▶ WORK REQUIRED: If an entry below holds a picture, skip the picture and copy everything else exactly.

▶ INPUT:
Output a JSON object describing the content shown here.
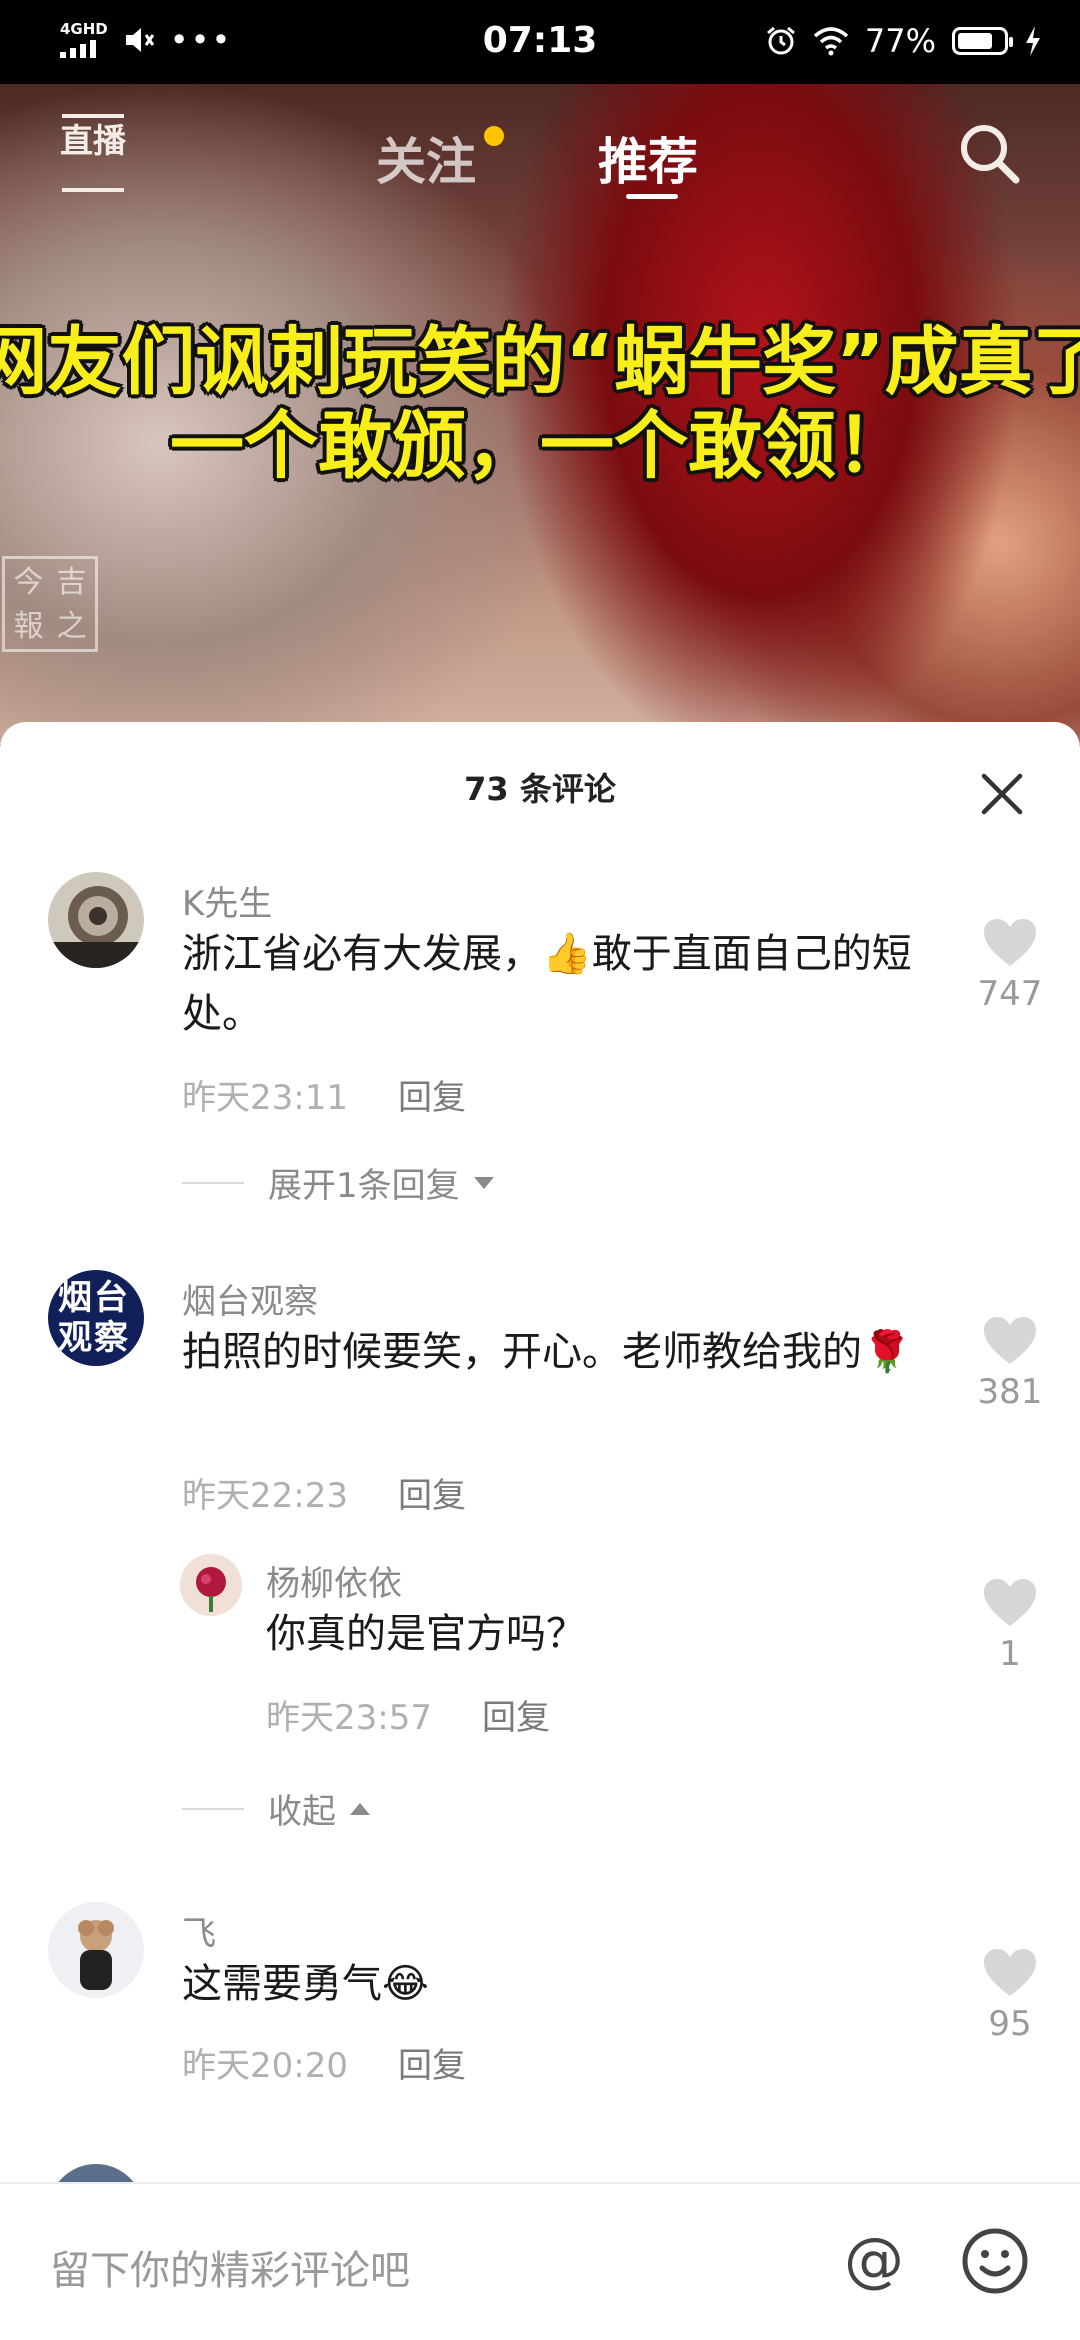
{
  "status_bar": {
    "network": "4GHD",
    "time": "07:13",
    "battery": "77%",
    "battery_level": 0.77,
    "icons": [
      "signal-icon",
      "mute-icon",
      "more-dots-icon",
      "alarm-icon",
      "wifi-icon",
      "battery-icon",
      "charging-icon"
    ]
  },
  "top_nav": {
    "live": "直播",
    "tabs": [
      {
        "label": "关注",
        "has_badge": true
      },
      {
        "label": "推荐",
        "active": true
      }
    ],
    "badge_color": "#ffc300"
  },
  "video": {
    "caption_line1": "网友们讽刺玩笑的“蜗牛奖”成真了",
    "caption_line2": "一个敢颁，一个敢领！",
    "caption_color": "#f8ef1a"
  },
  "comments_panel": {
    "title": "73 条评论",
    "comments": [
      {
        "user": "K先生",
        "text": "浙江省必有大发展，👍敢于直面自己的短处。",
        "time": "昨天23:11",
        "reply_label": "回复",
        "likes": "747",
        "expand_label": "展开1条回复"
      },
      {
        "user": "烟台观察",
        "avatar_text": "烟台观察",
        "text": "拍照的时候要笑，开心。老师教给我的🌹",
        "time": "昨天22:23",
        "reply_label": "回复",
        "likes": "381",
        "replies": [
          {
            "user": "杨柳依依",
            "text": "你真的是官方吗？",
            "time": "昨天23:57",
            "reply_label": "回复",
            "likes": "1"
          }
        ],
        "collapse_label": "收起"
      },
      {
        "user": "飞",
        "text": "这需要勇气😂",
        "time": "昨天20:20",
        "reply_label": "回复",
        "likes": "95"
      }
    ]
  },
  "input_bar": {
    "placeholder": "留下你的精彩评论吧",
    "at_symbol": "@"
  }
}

▶ RESPONSE TO THIS TASK:
Output a JSON object describing the content shown here.
{
  "status_bar": {
    "network": "4GHD",
    "time": "07:13",
    "battery": "77%",
    "battery_level": 0.77,
    "icons": [
      "signal-icon",
      "mute-icon",
      "more-dots-icon",
      "alarm-icon",
      "wifi-icon",
      "battery-icon",
      "charging-icon"
    ]
  },
  "top_nav": {
    "live": "直播",
    "tabs": [
      {
        "label": "关注",
        "has_badge": true
      },
      {
        "label": "推荐",
        "active": true
      }
    ],
    "badge_color": "#ffc300"
  },
  "video": {
    "caption_line1": "网友们讽刺玩笑的“蜗牛奖”成真了",
    "caption_line2": "一个敢颁，一个敢领！",
    "caption_color": "#f8ef1a"
  },
  "comments_panel": {
    "title": "73 条评论",
    "comments": [
      {
        "user": "K先生",
        "text": "浙江省必有大发展，👍敢于直面自己的短处。",
        "time": "昨天23:11",
        "reply_label": "回复",
        "likes": "747",
        "expand_label": "展开1条回复"
      },
      {
        "user": "烟台观察",
        "avatar_text": "烟台观察",
        "text": "拍照的时候要笑，开心。老师教给我的🌹",
        "time": "昨天22:23",
        "reply_label": "回复",
        "likes": "381",
        "replies": [
          {
            "user": "杨柳依依",
            "text": "你真的是官方吗？",
            "time": "昨天23:57",
            "reply_label": "回复",
            "likes": "1"
          }
        ],
        "collapse_label": "收起"
      },
      {
        "user": "飞",
        "text": "这需要勇气😂",
        "time": "昨天20:20",
        "reply_label": "回复",
        "likes": "95"
      }
    ]
  },
  "input_bar": {
    "placeholder": "留下你的精彩评论吧",
    "at_symbol": "@"
  }
}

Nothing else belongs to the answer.